From the Hardcover edition.
Library Books (audio)Title: Ruby
Author(s): Cynthia Bond
Narrator: Cynthia Bond
Publisher: Random House Audio
Date: April 29, 2014
Genres: Literary Fiction
The newest Oprah’s Book Club 2.0 selection
The epic, unforgettable story of a man determined to protect the woman he loves from the town desperate to destroy her—this beautiful and devastating debut heralds the arrival of a major new voice in fiction. Ephram Jennings has never forgotten the beautiful girl with the long braids running through the piney woods of Liberty, their small East Texas town. Young Ruby, “the kind of pretty it hurt to look at,” has suffered beyond imagining, so as soon as she can, she flees suffocating Liberty for the bright pull of 1950s New York. Ruby quickly winds her way into the ripe center of the city--the darkened piano bars and hidden alleyways of the Village--all the while hoping for a glimpse of the red hair and green eyes of her mother. When a telegram from her cousin forces her to return home, thirty-year-old Ruby Bell finds herself reliving the devastating violence of her girlhood. With the terrifying realization that she might not be strong enough to fight her way back out again, Ruby struggles to survive her memories of the town’s dark past. Meanwhile, Ephram must choose between loyalty to the sister who raised him and the chance for a life with the woman he has loved since he was a boy.
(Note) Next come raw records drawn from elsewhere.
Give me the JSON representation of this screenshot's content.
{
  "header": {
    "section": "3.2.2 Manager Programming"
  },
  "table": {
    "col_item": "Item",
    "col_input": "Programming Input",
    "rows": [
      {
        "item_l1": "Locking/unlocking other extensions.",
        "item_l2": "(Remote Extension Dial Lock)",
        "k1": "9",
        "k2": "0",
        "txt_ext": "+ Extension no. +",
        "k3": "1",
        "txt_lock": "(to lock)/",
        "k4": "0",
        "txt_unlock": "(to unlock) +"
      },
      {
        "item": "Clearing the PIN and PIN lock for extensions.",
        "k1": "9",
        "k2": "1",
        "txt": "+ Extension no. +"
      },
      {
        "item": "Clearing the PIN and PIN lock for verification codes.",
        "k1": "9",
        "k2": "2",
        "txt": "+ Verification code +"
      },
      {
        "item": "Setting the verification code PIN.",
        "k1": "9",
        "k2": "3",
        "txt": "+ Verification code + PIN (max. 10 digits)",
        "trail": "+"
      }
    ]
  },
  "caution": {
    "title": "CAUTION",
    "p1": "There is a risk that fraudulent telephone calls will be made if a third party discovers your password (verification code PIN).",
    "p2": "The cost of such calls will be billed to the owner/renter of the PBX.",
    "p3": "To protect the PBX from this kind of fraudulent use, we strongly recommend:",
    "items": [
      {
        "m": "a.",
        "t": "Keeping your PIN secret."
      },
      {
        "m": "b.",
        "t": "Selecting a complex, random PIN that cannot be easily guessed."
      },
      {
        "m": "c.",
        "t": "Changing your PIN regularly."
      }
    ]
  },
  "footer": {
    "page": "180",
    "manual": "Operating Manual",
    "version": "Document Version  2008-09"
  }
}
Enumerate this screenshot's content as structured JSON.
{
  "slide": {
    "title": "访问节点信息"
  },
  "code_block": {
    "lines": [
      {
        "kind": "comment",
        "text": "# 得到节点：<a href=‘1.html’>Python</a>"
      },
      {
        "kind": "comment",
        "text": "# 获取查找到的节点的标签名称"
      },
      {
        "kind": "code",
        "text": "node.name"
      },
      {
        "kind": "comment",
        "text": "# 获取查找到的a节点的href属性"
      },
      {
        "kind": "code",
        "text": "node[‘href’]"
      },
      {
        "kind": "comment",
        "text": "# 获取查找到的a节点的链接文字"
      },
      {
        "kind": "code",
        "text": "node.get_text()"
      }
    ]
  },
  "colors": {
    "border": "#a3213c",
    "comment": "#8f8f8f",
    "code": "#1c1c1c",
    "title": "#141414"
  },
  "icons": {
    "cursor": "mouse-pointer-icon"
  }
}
Full of life, exquisitely written, and suffused with the pastoral beauty of the rural South, Ruby is a transcendent novel of passion and courage. This wondrous page-turner rushes through the red dust and gossip of Main Street, to the pit fire where men swill bootleg outside Bloom’s Juke, to Celia Jennings’s kitchen where a cake is being made, yolk by yolk, that Ephram will use to try to begin again with Ruby. Utterly transfixing, with unforgettable characters, riveting suspense, and breathtaking, luminous prose, Ruby offers an unflinching portrait of man’s dark acts and the promise of the redemptive power of love.